Type 1 diabetes is not normally what is heard by the masses. Normally what is heard I just the word, “diabetes”, and when only diabetes is used (as opposed to distinguishing between types I and II) this conjures very distinct images in one’s mind. The stereotype is usually that of a geriatric patient or someone who is at least middle-aged and obese. This is drastically different fomr the young little girl we saw in this week’s YouTube video, and that’s the point: there is a stereotype associated with diseases and the general public does not know any better nor do they even know of the distinguishing factors that separates the subtypes of diabetes. So when it comes to patients seeking out treatment for diabetes, you would think that if the patient did not fit the particular stereotype for the disease then they may not even harbor the idea of having the disease and thus not seek treatment out of ignorance
I really don’t think that the stereotype that the general public has is a deterrent at all when it comes to seeking medical treatment for type I diabetes. It’s a legitimately documented medical condition that needs to be treated regularly or else the person might die or suffer irreversible damage neurological damage. When it comes to young children such as Anna, I think it takes a very mature person to be able to look at a disease like diabetes and accept the new life style changes that need to be made. Children can be quite cruel and apathetic and I would assume that some amount of bullying could deter younger patients from correctly utilizing the proper treatment. It’s also not exactly liberating for an adolescent to have to wear a pump. This is no doubt another factor that compounds to the already limiting effects of this disease.

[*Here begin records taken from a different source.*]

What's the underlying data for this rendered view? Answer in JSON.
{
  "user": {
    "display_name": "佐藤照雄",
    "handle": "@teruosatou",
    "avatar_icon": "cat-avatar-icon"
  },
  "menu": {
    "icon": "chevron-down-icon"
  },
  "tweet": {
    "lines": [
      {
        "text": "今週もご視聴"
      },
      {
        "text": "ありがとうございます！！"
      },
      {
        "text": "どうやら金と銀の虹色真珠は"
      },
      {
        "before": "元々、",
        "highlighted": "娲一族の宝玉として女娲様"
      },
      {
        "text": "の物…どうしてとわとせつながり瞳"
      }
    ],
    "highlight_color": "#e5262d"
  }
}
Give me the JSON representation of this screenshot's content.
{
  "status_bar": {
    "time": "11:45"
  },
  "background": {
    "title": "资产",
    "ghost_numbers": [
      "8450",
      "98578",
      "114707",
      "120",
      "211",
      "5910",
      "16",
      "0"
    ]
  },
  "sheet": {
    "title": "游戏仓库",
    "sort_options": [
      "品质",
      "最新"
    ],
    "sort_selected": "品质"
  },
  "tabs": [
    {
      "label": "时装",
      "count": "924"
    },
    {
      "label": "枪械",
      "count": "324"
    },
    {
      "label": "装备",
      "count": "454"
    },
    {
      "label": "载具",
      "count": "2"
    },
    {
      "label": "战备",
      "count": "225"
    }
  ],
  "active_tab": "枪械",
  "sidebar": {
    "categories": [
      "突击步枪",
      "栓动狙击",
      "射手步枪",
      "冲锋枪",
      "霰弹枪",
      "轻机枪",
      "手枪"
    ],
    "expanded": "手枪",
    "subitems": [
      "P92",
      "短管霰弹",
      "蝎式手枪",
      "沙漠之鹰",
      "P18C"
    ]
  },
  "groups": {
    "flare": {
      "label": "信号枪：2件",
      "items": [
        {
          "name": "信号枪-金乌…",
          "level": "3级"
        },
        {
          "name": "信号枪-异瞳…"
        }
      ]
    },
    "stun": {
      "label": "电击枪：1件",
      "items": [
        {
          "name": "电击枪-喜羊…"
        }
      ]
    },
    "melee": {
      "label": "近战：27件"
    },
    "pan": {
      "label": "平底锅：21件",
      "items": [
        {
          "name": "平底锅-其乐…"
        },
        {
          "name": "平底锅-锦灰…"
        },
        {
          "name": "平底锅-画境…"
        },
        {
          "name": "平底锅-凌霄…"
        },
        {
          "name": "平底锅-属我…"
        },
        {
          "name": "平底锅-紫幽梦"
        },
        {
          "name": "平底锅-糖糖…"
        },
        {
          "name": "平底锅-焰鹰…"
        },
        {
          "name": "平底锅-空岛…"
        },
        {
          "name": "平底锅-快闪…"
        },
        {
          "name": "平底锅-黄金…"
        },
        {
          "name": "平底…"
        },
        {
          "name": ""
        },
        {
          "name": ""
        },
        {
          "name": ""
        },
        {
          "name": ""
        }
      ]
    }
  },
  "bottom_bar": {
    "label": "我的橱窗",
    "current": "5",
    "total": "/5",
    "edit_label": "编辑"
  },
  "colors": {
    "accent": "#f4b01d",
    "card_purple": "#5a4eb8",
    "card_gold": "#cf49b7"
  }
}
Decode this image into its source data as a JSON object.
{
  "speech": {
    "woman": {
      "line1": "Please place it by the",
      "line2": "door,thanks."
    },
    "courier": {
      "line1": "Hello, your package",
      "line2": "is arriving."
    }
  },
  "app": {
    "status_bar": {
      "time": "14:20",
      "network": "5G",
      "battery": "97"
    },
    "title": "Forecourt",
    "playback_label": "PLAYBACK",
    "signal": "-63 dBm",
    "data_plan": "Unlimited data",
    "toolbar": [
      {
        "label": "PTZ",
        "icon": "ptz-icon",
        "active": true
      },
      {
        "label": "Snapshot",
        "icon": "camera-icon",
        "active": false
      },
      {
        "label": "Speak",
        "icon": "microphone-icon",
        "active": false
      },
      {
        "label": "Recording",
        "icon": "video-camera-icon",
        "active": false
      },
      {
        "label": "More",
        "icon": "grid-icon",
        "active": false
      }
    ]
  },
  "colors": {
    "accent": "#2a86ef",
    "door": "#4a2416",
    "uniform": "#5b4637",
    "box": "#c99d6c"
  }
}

In terms of belief and faith healing, I think one thing holds true in all cases: The body has the ability to heal itself. Now whether or not that ability is truly being expressed in a patient’s body or not is a different question. But the fact remains that the individual with the elephant skin had his condition clear up within a week’s time. His body had the mechanisms already built in to rid itself of the disease, the mechanisms just weren’t being utilized yet. If one were to fall and scrape one’s knee, you would find that within a few days the cut would heal, this is an intrinsic property of life. The elephant skin man’s condition was no different. If these mechanisms reside in the body (which they do), and the body is governed and under the ultimate control of the nervous system, then it does stand to reason that the patient’s invested emotions in a particular healing method could be enough to “jump start” the nervous system and put forth the necessary motions (by way of already established healing mechanisms) to rectify the patient’s condition.